[[ Input records, beginning ]]

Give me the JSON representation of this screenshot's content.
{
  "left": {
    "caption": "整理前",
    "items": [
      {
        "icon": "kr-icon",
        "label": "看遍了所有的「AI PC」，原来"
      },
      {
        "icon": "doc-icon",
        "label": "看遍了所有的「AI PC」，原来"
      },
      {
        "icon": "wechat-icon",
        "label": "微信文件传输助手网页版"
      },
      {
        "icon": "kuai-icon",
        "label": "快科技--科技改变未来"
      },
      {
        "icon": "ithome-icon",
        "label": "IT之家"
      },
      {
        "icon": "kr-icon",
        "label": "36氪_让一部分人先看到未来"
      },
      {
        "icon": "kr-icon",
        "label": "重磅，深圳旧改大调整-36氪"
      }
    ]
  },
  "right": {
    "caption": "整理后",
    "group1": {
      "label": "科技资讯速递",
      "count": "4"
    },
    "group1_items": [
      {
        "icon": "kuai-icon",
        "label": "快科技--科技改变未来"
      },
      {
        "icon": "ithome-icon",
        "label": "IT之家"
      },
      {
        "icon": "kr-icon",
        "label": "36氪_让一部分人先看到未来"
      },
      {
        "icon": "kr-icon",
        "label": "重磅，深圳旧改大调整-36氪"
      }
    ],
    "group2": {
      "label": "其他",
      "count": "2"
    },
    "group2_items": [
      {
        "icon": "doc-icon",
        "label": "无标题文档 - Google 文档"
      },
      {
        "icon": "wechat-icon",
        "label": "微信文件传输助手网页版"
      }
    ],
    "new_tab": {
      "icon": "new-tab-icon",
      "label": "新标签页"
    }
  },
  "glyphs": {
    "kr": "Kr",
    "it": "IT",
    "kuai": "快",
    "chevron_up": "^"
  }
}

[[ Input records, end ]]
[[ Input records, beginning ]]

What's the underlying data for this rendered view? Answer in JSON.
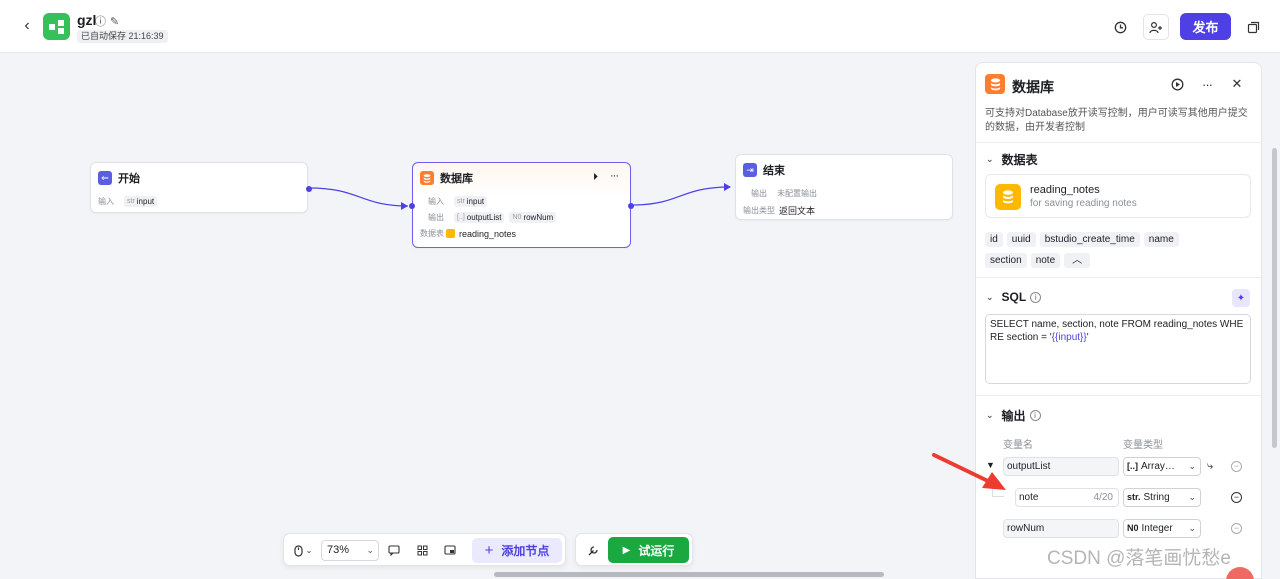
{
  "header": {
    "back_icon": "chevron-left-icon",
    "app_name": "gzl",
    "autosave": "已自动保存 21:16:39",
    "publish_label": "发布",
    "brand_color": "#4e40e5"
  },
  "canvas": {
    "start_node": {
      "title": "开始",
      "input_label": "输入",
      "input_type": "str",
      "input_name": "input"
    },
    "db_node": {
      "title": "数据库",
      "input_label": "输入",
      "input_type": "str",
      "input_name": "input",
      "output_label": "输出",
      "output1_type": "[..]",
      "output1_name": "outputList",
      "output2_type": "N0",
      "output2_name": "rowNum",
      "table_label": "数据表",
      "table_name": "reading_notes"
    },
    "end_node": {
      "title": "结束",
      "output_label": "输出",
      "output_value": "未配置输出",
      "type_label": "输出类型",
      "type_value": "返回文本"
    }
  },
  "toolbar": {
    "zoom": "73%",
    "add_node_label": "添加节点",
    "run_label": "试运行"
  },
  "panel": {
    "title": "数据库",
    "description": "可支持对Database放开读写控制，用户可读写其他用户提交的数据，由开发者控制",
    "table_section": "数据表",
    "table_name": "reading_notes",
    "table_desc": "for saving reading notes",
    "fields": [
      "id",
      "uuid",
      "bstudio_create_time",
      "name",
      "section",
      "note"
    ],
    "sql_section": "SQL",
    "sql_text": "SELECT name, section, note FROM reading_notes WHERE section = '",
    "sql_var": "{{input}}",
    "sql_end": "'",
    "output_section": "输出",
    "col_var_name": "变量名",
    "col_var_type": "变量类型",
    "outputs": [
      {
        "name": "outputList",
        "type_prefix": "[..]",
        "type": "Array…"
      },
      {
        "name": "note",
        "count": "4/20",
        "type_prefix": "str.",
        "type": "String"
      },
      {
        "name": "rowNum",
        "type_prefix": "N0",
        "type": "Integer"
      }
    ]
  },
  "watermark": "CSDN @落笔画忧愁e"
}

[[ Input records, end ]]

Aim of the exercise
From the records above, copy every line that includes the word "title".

Result below
      "title": "开始",
      "title": "数据库",
      "title": "结束",
    "title": "数据库",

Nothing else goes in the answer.